#### EXERCISE INPUTS:
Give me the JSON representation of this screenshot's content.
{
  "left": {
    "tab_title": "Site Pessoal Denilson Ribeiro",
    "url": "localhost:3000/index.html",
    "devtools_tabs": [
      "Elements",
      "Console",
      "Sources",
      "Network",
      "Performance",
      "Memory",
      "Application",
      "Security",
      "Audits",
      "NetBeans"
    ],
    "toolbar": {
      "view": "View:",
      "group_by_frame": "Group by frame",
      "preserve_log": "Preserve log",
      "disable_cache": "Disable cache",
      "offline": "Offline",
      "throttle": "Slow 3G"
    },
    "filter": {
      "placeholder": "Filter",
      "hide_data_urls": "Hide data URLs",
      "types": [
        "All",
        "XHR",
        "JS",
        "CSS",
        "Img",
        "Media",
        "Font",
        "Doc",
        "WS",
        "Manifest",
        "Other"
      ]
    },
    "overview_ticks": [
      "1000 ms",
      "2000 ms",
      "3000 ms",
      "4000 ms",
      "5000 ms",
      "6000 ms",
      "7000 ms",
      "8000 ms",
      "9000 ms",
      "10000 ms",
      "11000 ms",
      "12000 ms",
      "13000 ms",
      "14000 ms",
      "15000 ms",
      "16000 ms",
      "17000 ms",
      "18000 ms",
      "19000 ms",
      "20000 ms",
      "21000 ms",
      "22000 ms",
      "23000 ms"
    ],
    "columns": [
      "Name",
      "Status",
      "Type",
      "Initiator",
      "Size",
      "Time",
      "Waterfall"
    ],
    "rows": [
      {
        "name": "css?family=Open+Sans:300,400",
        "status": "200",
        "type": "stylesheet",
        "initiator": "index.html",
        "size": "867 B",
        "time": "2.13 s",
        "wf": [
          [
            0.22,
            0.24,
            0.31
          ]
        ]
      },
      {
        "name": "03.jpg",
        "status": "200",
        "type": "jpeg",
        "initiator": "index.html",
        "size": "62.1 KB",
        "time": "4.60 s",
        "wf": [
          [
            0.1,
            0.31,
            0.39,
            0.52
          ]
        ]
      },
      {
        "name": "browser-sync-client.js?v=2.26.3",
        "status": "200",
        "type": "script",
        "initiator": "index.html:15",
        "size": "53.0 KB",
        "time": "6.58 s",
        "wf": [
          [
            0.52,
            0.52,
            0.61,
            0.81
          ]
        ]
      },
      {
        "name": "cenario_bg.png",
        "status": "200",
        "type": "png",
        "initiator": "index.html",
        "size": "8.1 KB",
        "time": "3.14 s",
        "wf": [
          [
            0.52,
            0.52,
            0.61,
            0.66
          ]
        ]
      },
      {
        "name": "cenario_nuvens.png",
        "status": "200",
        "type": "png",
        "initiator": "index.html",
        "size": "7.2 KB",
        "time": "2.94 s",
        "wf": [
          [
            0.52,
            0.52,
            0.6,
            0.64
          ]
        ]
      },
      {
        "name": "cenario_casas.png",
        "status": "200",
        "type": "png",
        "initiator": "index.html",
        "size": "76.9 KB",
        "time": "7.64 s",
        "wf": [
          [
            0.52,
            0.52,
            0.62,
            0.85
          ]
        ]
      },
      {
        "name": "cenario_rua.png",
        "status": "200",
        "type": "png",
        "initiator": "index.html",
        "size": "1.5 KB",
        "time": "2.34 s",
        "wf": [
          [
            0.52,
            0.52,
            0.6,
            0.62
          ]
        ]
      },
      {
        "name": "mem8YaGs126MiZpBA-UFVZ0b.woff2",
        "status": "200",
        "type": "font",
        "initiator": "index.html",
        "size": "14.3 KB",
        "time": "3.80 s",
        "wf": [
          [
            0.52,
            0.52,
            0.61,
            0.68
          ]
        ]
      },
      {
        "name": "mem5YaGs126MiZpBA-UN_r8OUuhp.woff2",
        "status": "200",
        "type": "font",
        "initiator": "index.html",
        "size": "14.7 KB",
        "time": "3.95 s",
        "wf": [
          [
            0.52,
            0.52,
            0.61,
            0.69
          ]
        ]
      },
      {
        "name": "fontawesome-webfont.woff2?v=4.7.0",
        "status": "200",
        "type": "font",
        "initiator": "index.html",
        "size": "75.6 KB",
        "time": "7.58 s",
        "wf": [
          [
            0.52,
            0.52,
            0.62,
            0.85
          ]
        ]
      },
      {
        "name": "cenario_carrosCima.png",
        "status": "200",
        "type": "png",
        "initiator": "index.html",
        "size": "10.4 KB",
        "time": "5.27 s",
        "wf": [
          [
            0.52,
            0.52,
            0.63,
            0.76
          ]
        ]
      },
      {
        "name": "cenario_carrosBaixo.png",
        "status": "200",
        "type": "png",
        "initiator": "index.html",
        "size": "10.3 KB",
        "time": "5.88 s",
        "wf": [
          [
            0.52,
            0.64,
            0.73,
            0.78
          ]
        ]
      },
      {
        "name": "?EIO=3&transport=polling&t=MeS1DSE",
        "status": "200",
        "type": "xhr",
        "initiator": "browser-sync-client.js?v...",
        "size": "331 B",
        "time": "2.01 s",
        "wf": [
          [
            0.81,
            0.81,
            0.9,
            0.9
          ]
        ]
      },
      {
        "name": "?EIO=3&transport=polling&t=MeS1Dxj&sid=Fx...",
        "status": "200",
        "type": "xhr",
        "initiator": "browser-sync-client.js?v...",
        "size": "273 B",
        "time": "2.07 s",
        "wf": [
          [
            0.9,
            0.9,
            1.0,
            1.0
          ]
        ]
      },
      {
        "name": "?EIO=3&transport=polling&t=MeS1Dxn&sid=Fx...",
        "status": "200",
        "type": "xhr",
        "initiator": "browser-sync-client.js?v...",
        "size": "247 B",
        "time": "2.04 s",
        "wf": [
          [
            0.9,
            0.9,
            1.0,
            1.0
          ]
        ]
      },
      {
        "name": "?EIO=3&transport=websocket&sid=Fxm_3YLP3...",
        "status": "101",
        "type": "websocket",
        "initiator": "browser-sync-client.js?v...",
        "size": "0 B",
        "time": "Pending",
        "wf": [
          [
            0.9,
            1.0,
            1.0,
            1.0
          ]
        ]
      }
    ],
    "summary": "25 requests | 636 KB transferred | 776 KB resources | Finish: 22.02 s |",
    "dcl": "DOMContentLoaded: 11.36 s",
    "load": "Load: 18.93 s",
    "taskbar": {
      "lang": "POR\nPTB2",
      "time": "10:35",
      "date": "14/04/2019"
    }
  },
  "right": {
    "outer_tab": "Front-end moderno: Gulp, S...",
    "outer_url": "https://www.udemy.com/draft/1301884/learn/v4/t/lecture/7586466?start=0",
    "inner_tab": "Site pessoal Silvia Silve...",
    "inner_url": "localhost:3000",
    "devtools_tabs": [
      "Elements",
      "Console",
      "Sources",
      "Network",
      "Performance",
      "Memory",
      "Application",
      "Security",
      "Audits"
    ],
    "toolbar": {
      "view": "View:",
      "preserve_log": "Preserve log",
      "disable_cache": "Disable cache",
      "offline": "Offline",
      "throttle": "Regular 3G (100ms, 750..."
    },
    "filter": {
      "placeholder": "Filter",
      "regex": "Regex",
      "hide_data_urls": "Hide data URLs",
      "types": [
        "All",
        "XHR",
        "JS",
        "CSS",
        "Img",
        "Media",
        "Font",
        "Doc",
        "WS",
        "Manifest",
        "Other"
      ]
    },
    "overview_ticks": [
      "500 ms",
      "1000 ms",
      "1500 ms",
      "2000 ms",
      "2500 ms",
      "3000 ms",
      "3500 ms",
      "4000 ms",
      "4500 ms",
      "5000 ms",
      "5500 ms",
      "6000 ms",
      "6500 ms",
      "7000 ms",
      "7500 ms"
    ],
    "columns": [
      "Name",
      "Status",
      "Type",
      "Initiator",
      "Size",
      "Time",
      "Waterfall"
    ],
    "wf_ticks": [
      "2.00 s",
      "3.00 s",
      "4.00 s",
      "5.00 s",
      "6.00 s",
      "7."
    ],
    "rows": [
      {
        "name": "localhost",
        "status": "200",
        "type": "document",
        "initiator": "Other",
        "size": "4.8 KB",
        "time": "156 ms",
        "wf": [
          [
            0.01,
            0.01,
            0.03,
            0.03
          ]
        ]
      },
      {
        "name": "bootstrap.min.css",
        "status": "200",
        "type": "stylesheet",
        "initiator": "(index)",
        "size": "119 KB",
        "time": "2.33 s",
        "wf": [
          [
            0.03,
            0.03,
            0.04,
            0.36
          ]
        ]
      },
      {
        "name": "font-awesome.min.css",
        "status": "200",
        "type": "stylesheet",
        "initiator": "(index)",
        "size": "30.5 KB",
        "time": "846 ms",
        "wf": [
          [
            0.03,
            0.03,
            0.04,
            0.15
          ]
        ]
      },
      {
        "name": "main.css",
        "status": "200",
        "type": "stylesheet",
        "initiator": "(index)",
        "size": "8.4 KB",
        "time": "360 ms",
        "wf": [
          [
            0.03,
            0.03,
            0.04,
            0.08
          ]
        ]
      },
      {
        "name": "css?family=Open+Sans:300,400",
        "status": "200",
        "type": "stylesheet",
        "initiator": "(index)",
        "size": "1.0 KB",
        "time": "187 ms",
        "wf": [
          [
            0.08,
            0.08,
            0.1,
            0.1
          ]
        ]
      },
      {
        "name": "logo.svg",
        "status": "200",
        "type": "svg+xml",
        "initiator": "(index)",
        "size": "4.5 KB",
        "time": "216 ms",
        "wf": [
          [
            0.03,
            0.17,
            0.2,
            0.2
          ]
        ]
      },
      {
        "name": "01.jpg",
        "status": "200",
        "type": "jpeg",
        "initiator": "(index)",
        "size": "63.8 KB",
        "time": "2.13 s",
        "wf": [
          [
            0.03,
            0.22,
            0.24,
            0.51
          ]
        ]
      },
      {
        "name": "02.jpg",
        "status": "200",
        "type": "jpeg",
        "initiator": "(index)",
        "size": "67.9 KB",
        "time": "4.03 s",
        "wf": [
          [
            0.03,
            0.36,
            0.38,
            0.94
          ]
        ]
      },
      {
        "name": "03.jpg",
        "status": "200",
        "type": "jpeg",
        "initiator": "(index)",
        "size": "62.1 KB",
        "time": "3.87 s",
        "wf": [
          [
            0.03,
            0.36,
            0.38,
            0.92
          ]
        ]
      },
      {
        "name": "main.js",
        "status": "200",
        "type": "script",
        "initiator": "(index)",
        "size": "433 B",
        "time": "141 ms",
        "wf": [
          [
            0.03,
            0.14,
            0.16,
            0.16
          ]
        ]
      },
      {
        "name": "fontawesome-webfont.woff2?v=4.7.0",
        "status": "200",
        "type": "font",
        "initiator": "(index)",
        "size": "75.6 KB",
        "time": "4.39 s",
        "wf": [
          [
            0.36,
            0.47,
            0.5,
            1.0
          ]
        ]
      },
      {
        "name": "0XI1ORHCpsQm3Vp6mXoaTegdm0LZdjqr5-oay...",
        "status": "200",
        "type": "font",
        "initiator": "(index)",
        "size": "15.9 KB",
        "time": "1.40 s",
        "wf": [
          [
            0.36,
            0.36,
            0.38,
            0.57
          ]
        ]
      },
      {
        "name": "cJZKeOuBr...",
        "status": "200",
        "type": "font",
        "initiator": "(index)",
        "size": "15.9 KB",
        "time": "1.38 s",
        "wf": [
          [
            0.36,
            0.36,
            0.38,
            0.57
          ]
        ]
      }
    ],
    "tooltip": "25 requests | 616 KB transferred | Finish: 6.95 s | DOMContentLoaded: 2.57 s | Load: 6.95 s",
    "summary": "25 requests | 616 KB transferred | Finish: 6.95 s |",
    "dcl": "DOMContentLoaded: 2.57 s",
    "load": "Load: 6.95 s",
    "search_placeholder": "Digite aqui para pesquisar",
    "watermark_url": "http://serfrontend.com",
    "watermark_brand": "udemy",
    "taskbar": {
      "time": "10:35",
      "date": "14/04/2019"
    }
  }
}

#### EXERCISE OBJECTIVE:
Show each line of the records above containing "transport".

#### REPLY TO THE TASK:
        "name": "?EIO=3&transport=polling&t=MeS1DSE",
        "name": "?EIO=3&transport=polling&t=MeS1Dxj&sid=Fx...",
        "name": "?EIO=3&transport=polling&t=MeS1Dxn&sid=Fx...",
        "name": "?EIO=3&transport=websocket&sid=Fxm_3YLP3...",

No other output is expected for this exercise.